Inequalities in education according to immigrant and social origin are analysed by examining performance at the start and end of lower secondary school (collège), the track choices made at upper secondary school (lycée), and qualifications obtained among a panel of students who entered year 6 in 1995 in France. The inequalities affecting immigrants’ children are forged in primary school, but get no worse afterwards. Examining both absolute and relative data, the educational difficulties of these young people are confirmed, more so for boys than for girls. However, the difference between these students and their French-origin counterparts from the same socio-occupational background is quite small. Leaving school unqualified is the result of failing examinations in the case of students of North African origin, while those of Portuguese origin leave school to enter the labour market. Although over half of the student cohort obtains the baccalauréat, this is often a low-status technology or vocational baccalauréat. The gender gap in achievement is higher among students of immigrant background. We thus observe a differentiation in educational trajectory by origin and a gender polarization

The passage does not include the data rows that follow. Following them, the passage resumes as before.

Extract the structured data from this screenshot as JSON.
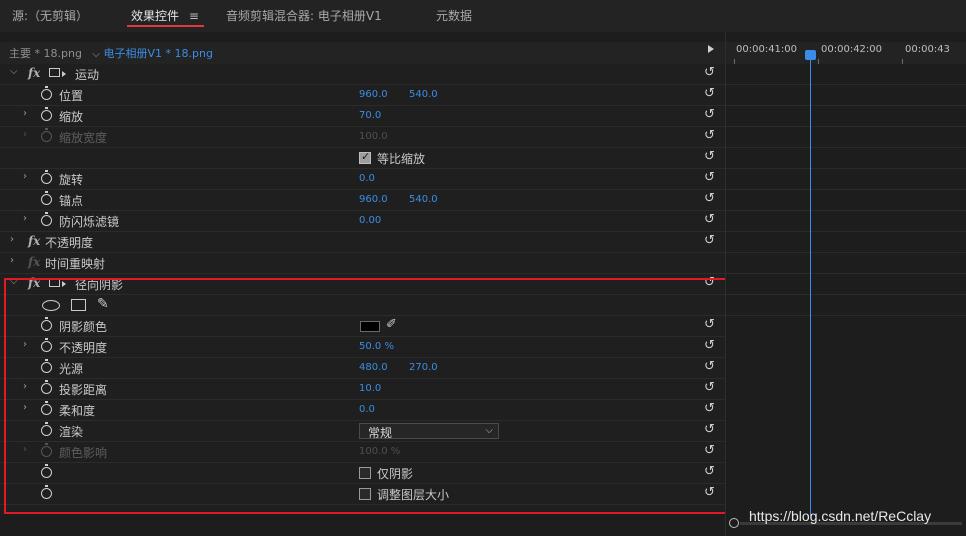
{
  "tabs": {
    "source": "源:（无剪辑）",
    "effect_controls": "效果控件",
    "menu_glyph": "≡",
    "audio_mixer": "音频剪辑混合器: 电子相册V1",
    "metadata": "元数据"
  },
  "clip": {
    "master": "主要 * 18.png",
    "sequence": "电子相册V1 * 18.png"
  },
  "timeline": {
    "tc1": "00:00:41:00",
    "tc2": "00:00:42:00",
    "tc3": "00:00:43"
  },
  "rows": {
    "motion": "运动",
    "position": "位置",
    "position_x": "960.0",
    "position_y": "540.0",
    "scale": "缩放",
    "scale_val": "70.0",
    "scale_width": "缩放宽度",
    "scale_width_val": "100.0",
    "uniform_scale": "等比缩放",
    "rotation": "旋转",
    "rotation_val": "0.0",
    "anchor": "锚点",
    "anchor_x": "960.0",
    "anchor_y": "540.0",
    "anti_flicker": "防闪烁滤镜",
    "anti_flicker_val": "0.00",
    "opacity_fx": "不透明度",
    "time_remap": "时间重映射",
    "radial_shadow": "径向阴影",
    "shadow_color": "阴影颜色",
    "opacity": "不透明度",
    "opacity_val": "50.0 %",
    "light_source": "光源",
    "light_x": "480.0",
    "light_y": "270.0",
    "projection_distance": "投影距离",
    "projection_distance_val": "10.0",
    "softness": "柔和度",
    "softness_val": "0.0",
    "render": "渲染",
    "render_val": "常规",
    "color_influence": "颜色影响",
    "color_influence_val": "100.0 %",
    "shadow_only": "仅阴影",
    "resize_layer": "调整图层大小"
  },
  "watermark": "https://blog.csdn.net/ReCclay",
  "colors": {
    "accent_blue": "#3a8de6",
    "highlight_red": "#e01b24"
  }
}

Losses and Changes of Filiation among Children Born in France since the 1960s
A survey conducted by INED in 1997 using civil records as well as recent legal statistics retraced the way losses of paternal and of double filiation have evolved since the 1960s in France. The major shifts in conjugal behaviour during this period were not accompanied by further instability in filiation, and children are less likely to suffer now from loss of filiation than they were thirty or forty years ago. Children born outside marriage, those most affected by losses of filiation in the past, benefit the most from this greater stability. So do children born within marriage, for whom loss of filiation is very rare nowadays. Many children who have lost their paternal filiation benefit from a second filiation, particularly when the child is born in marriage. The vast majority of those who lose their double filiation obtain a new one, whether or not they were born in marriage